*Work required*: From the records below, find each line with the string "image" and copy it.

[Dataset rows for apps and sites]
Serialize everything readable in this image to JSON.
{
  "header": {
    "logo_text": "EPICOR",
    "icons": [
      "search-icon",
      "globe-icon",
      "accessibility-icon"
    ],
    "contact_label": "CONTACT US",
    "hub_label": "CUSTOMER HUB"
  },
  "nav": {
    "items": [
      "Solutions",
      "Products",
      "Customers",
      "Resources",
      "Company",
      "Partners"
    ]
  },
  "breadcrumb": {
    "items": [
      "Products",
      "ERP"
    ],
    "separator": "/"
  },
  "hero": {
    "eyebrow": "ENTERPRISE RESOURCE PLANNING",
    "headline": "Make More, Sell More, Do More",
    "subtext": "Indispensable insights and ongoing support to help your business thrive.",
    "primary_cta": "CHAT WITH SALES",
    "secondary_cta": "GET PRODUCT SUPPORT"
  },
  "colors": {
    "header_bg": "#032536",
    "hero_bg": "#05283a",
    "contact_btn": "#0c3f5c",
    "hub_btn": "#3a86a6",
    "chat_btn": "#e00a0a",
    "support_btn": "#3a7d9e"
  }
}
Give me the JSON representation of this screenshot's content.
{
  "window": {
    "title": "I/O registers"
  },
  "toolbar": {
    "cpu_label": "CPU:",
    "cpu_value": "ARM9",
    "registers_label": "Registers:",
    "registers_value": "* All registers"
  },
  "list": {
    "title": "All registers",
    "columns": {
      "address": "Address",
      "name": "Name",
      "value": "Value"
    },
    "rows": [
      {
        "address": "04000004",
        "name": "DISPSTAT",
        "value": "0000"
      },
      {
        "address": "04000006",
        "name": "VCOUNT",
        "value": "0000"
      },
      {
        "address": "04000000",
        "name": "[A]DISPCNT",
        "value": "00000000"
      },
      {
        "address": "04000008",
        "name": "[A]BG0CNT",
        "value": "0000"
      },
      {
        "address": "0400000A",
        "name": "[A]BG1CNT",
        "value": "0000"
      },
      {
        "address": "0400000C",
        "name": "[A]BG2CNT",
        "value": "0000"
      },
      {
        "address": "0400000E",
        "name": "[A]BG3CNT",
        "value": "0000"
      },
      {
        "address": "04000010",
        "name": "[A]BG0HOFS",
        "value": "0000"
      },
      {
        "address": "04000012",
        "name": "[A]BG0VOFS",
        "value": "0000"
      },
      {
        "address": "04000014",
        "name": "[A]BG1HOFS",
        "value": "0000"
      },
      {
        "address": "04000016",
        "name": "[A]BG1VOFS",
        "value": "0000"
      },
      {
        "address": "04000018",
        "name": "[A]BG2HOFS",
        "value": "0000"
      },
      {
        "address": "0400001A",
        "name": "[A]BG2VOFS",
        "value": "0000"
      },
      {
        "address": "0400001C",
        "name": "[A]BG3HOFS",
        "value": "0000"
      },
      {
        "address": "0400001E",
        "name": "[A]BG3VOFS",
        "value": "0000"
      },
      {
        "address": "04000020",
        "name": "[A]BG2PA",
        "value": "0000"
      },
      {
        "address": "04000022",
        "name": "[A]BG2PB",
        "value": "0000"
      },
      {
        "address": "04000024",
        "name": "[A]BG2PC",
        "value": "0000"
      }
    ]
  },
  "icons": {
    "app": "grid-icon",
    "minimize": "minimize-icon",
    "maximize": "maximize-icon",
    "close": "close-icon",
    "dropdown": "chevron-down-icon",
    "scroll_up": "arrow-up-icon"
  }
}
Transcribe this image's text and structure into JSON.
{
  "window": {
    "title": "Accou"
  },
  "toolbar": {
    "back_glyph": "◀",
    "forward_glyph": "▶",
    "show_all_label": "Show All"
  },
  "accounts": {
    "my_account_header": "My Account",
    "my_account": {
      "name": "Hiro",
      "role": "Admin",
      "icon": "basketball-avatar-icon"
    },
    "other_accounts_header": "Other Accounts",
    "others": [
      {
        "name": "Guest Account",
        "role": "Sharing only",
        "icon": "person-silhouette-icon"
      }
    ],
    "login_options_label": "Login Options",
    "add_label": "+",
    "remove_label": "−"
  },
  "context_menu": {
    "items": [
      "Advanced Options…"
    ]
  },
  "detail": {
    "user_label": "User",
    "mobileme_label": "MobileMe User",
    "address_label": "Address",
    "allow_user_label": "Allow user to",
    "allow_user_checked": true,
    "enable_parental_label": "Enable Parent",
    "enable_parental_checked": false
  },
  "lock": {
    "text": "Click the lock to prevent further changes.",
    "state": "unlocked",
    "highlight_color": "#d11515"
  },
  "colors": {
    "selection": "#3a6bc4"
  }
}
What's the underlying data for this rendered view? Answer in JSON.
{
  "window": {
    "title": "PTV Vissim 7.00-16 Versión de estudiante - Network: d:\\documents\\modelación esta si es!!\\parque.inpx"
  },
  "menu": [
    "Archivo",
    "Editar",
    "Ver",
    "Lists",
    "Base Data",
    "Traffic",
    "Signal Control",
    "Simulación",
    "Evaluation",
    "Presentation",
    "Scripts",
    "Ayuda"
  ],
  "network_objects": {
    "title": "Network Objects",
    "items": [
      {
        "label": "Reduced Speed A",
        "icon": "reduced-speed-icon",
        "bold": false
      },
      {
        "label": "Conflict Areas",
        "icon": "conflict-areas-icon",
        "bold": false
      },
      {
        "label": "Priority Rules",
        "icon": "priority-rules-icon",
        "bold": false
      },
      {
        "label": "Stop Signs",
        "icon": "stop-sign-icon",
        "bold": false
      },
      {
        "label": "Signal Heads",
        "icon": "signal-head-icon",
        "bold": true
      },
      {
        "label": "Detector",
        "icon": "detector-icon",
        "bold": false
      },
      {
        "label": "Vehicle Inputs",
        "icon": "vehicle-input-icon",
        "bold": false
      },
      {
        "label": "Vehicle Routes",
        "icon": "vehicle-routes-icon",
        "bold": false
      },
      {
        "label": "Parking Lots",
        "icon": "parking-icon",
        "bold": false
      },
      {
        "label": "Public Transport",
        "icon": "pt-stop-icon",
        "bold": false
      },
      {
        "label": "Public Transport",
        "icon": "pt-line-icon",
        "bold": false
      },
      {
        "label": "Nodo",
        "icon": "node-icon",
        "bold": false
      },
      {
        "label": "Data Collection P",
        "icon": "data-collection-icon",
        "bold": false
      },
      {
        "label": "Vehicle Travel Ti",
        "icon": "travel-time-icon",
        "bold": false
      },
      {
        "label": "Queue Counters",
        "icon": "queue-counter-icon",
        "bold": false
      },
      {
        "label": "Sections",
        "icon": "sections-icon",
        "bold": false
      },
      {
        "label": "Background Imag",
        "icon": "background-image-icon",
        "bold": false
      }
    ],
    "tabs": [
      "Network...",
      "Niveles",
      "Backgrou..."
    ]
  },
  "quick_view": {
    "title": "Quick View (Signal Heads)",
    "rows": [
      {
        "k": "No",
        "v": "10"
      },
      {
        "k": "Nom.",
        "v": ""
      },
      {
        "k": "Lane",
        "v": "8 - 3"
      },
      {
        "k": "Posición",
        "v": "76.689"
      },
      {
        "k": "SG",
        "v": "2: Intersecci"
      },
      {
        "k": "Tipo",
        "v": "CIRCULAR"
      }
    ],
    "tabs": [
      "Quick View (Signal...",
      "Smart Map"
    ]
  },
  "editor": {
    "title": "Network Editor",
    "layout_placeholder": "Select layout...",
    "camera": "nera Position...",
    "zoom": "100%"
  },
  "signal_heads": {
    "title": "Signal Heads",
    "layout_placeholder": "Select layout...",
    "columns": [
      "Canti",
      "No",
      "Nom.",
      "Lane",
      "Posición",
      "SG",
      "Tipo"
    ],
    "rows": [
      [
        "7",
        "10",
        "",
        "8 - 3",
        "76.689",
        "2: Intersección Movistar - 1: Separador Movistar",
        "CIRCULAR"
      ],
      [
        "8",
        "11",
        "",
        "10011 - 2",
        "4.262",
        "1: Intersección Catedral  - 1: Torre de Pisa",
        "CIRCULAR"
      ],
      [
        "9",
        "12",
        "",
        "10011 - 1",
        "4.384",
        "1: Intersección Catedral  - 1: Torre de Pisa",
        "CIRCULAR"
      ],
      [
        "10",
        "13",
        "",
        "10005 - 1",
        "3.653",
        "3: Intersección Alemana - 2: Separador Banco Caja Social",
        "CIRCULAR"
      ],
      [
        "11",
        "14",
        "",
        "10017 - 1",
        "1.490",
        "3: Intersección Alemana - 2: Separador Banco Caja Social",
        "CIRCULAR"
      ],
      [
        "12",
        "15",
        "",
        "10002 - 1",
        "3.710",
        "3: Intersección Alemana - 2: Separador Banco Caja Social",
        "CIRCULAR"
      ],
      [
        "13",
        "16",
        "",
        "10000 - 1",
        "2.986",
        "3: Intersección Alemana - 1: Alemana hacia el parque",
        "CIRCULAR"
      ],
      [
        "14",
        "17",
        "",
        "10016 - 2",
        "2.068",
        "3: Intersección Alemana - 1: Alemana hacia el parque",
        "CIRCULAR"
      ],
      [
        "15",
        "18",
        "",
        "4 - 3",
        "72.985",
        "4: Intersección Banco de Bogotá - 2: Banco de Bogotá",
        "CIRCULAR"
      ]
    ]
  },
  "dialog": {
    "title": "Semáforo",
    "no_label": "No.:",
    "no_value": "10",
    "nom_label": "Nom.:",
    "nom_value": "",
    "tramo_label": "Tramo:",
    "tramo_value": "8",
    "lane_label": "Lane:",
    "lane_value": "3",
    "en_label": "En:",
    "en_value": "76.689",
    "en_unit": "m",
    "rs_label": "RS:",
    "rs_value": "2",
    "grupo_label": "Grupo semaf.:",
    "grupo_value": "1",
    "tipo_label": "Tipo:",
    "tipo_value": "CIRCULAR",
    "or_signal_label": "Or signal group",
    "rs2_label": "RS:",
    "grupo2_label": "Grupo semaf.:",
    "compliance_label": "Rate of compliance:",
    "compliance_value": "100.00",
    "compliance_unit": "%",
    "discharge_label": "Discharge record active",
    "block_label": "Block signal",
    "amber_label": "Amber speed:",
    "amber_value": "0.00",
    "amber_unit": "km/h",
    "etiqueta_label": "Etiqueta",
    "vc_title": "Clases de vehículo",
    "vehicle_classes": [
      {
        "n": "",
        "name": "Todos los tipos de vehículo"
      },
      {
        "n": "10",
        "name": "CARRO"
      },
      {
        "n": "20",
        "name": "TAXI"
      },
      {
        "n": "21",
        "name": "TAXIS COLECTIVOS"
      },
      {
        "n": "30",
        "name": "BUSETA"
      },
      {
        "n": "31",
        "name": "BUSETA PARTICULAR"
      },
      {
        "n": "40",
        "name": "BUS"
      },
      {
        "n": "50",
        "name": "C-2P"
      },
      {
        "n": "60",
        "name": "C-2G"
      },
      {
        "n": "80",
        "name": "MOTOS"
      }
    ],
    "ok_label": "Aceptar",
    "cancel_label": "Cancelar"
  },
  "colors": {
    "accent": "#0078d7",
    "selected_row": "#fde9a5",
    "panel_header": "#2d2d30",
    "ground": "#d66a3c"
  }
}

*Solution below*:
Serialize everything readable in this image to JSON.
Transcribe this image's text and structure into JSON.
        "icon": "background-image-icon",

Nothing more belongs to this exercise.